[Instructions for the task] Would you copy each line of the records that includes the word "subtitle"?

[Data about app and page elements]
********************
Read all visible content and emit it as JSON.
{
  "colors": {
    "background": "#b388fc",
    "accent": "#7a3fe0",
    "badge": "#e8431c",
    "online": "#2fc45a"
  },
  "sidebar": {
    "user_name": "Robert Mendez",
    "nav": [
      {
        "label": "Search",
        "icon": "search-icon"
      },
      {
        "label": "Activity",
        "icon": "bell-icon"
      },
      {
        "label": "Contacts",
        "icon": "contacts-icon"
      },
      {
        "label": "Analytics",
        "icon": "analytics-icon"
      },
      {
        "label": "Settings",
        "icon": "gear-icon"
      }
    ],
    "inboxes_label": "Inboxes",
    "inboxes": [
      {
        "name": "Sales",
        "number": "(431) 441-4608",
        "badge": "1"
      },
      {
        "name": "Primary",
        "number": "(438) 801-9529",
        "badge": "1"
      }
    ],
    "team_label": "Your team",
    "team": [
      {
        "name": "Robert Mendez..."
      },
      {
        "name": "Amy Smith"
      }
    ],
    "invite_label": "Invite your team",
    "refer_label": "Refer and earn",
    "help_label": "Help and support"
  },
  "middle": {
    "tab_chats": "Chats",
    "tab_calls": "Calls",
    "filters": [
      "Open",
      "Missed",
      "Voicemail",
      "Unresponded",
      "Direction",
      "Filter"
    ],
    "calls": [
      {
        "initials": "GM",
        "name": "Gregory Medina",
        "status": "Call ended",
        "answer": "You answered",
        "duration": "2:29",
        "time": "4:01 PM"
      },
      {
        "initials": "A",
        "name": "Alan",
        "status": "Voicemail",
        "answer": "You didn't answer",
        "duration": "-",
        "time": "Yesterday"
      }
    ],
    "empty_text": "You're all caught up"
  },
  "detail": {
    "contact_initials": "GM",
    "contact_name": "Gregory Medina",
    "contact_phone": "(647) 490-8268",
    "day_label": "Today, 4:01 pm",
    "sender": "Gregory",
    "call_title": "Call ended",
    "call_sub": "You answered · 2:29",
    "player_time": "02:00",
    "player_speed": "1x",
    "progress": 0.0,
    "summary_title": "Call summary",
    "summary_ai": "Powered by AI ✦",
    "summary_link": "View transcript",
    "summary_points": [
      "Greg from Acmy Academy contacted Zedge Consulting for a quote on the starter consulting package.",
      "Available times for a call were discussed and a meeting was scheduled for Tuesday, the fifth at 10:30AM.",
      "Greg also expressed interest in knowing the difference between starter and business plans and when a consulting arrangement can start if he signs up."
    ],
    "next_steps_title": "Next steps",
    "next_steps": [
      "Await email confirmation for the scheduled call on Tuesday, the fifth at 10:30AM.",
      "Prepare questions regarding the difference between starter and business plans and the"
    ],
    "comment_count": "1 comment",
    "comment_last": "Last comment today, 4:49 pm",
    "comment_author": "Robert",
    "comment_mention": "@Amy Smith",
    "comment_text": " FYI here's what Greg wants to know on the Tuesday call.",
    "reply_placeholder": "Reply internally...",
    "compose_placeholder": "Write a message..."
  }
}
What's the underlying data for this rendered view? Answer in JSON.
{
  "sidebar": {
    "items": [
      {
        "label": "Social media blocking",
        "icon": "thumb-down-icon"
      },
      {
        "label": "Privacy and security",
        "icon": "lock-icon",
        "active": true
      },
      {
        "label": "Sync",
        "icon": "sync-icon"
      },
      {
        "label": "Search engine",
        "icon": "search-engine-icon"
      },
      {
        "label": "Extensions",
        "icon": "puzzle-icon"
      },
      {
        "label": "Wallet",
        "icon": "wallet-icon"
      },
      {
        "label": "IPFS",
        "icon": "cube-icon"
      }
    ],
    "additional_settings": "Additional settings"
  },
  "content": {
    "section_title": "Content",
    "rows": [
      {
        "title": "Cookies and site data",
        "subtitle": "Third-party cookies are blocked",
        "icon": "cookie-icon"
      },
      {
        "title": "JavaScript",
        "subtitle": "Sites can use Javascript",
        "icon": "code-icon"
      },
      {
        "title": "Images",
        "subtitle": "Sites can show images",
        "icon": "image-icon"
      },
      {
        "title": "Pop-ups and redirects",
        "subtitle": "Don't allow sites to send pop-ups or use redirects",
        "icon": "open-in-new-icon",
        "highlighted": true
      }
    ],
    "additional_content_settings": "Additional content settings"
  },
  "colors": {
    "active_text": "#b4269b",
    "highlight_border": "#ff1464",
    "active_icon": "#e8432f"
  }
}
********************
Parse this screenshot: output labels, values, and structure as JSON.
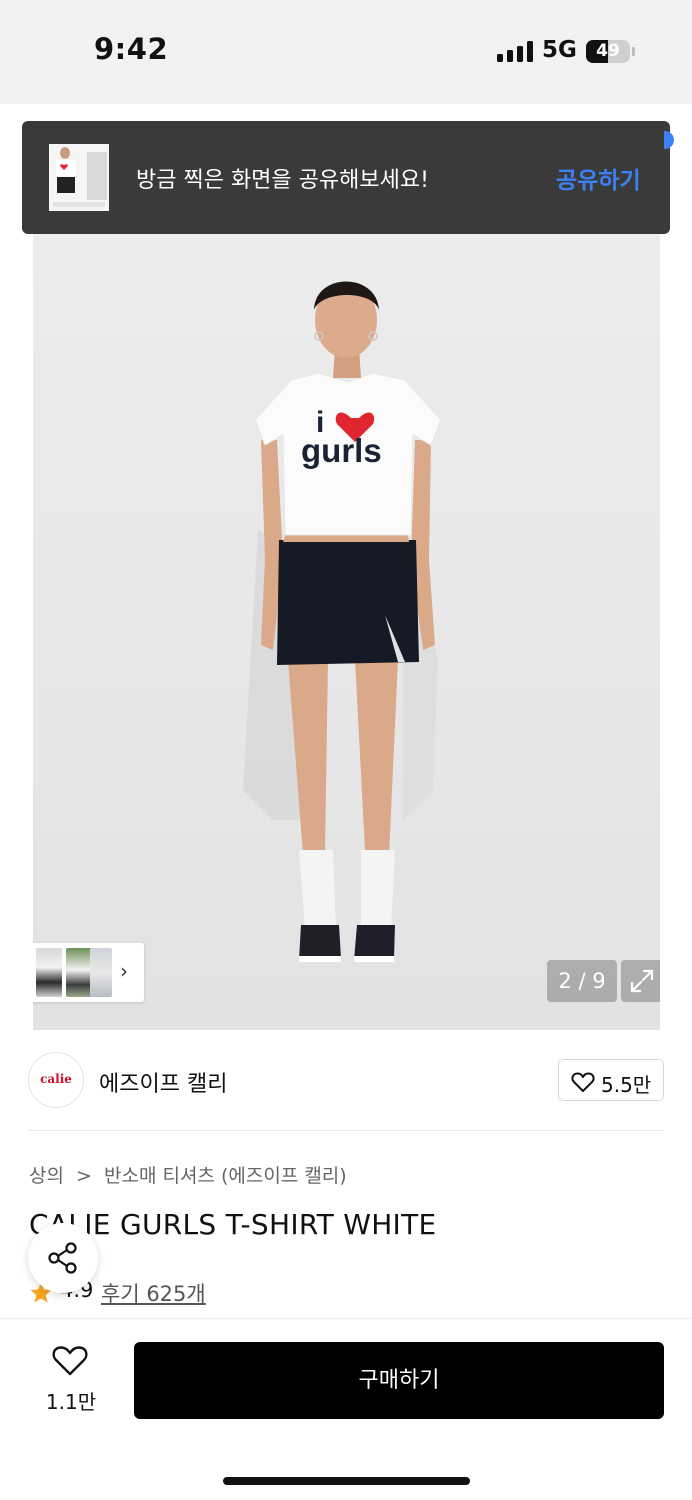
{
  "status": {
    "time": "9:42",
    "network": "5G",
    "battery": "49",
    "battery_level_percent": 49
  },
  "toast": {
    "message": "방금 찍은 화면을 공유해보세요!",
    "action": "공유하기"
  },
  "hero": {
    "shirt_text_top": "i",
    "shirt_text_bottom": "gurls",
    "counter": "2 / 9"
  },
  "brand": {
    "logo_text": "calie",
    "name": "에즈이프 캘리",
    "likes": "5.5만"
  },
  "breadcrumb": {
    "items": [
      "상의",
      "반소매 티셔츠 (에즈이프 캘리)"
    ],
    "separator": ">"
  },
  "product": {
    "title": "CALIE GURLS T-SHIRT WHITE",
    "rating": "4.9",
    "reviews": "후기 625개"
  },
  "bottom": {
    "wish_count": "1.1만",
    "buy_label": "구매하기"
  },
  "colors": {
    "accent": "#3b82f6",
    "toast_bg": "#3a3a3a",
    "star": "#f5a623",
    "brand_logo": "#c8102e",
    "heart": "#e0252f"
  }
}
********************
[Exercise output]
        "subtitle": "Third-party cookies are blocked",
        "subtitle": "Sites can use Javascript",
        "subtitle": "Sites can show images",
        "subtitle": "Don't allow sites to send pop-ups or use redirects",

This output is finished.